(11) THE 22ND AIR TRANSPORT RESEARCH SOCIETY (ATRS) WORLD CONFERENCE AT COEX, SEOUL, SOUTH KOREA FROM JULY 2-5, 2018 Paczan, N. M., Cooper, J., & Zakrzewski, E. (2012). Integrating unmanned aircraft into NextGen automation systems. Paper presented at the Digital Avionics Systems Conference (DASC) IEEE/AIAA 31st. Pathiyil, L., Low, K. H., Soon, B. H., & Mao, S. (2016). Enabling Safe Operations of Unmanned Aircraft Systems in an Urban Environment: A Preliminary Study. Paper presented at the International Symposium on Enhanced Solutions for Aircraft and Vehicle Surveillance Applications (ESAVS). Prevot, T., Homola, J., & Mercer, J. (2016). From rural to urban environments: human/systems simulation research for low altitude UAS Traffic Management (UTM. Paper presented at the 16th AIAA Aviation Technology, Integration, and Operations Conference. Prevot, T., Rios, J., Kopardekar, P., Robinson III, J. E., Johnson, M., & Jung, J. (2016). UAS traffic management (UTM) concept of operations to safely enable low altitude flight operations. Paper presented at the 16th AIAA Aviation Technology, Integration, and Operations Conference. Ren, L., Castillo-Effen, M., Yu, H., Yoon, Y., Nakamura, T., Johnson, E. N., & 2017Ippolito, C. A. (2017). Small unmanned aircraft system (sUAS) trajectory modeling in support of UAS traffic management (UTM). Paper presented at the 17th AIAA Aviation Technology, Integration, and Operations Conference. Syd Ali, B. (2013). A safety assessment framework for Automatic Dependent Surveillance Broadcast (ADS-B) and its potential impact on aviation safety. (PhD), Imperial College London, England, United Kingdom.

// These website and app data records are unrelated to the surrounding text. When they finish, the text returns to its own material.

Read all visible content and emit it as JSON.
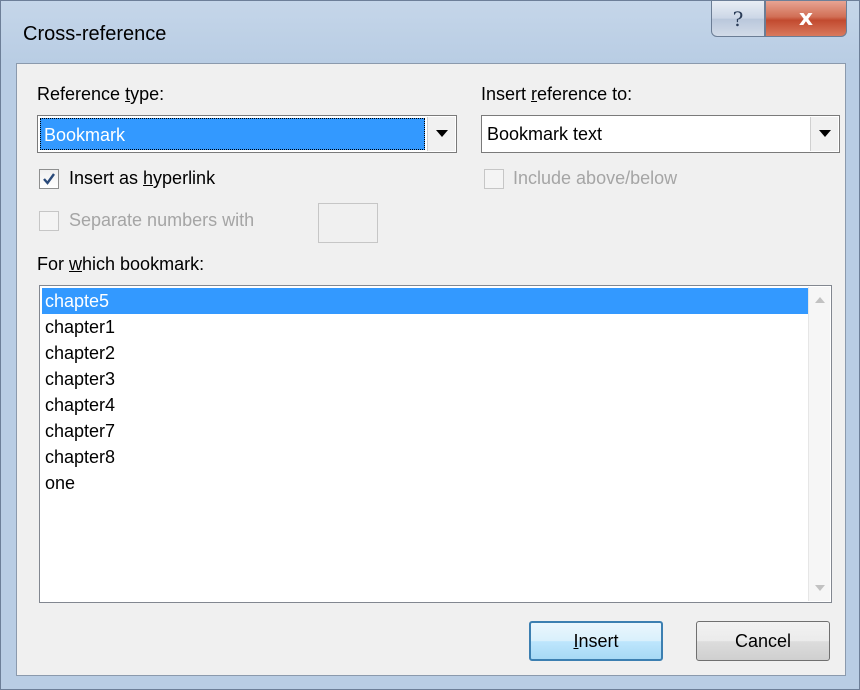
{
  "window": {
    "title": "Cross-reference",
    "help_glyph": "?",
    "close_glyph": "x"
  },
  "reference_type": {
    "label_pre": "Reference ",
    "label_access": "t",
    "label_post": "ype:",
    "value": "Bookmark"
  },
  "insert_reference_to": {
    "label_pre": "Insert ",
    "label_access": "r",
    "label_post": "eference to:",
    "value": "Bookmark text"
  },
  "insert_as_hyperlink": {
    "label_pre": "Insert as ",
    "label_access": "h",
    "label_post": "yperlink",
    "checked": true
  },
  "include_above_below": {
    "label": "Include above/below",
    "checked": false,
    "disabled": true
  },
  "separate_numbers": {
    "label": "Separate numbers with",
    "checked": false,
    "disabled": true,
    "value": ""
  },
  "for_which": {
    "label_pre": "For ",
    "label_access": "w",
    "label_post": "hich bookmark:",
    "items": [
      "chapte5",
      "chapter1",
      "chapter2",
      "chapter3",
      "chapter4",
      "chapter7",
      "chapter8",
      "one"
    ],
    "selected_index": 0
  },
  "buttons": {
    "insert_access": "I",
    "insert_rest": "nsert",
    "cancel": "Cancel"
  },
  "icons": {
    "help": "help-icon",
    "close": "close-icon",
    "dropdown": "chevron-down-icon",
    "check": "checkmark-icon",
    "scroll_up": "scroll-up-arrow-icon",
    "scroll_down": "scroll-down-arrow-icon"
  },
  "colors": {
    "selection": "#3399ff",
    "frame": "#b9cde4",
    "close_button": "#c24a2f",
    "default_button_border": "#3c7fb1"
  }
}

Waze Mobile. (2018). Waze. Retrieved 1 May, 2018, from https://www.waze.com/en-GB/.